and turn back. Give them the coffee.
The engine's not so hot, now. So far, so good!
Wait before we clap, okay?
EXT. SERIES OF LONG SHOTS - NIGHT - HIGHWAY - CADILLAC
A Cadillac driving through desert.
B) Cadillac driving into small town.
C) Cadillac driving by closed gas station and Indian gift shop.
D) Cadillac driving out of small town and into the desert. The dust raised by the car swirls around CAMERA which pans up into the sky.
EXT. SERIES OF LONG SHOTS - NIGHT - SKY
A) Stars and comets.
Fade up on the sound of WIND.
B) Sky framed by mountains at lower edge of frame.
We hear the sound of the MOTOR passing by.
C) Identical sky framed by identical mountains at lower edge of frame. GLOW of sun rising behind the mountains. We hear the sound of the MOTOR slowing.
INT. CADILLAC - DAWN - PEARL, MINNIE, B.J., HELMUT, HEINZ
The Cadillac parks on the bumpy shoulder of the highway.
Pearl turns the MOTOR off.
Well, this is it. We gone too far already.
B.J. wraps a map, sandwiches and two dollars in a towel.
B.J. hands him the packet
If we had more we'd give it.
Helmut takes packet, opens the door and pulls Heinz out with him.
We go to Mexico now.
AD LIB goodbye's. Pearl says nothing.

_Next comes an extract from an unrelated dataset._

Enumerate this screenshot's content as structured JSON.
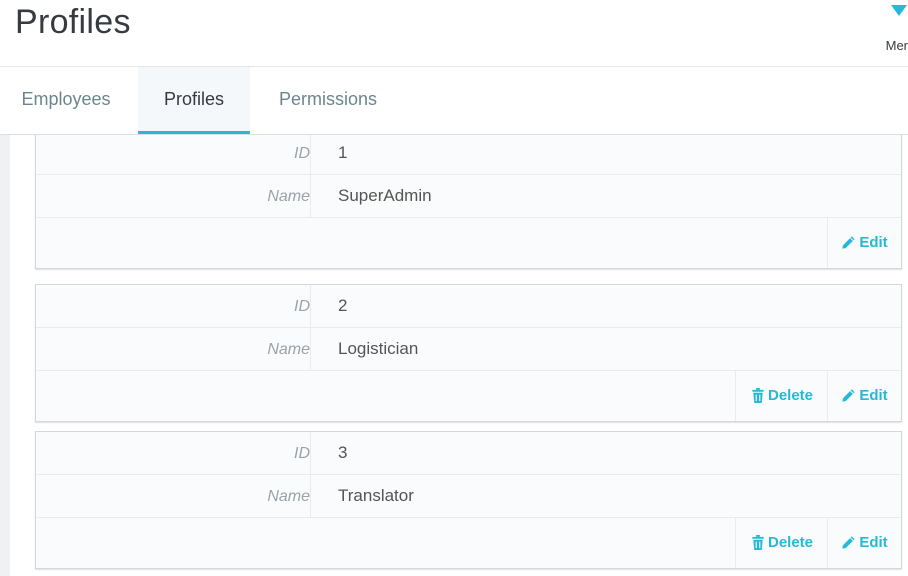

The men slowly leave, walking backwards.
(slowly; to MINNIE)
You drive, will you?
EXT. SERIES OF LONG SHOTS - ROAD - LATE AFTERNOON - HELMUT AND HEINZ
walk along a country road.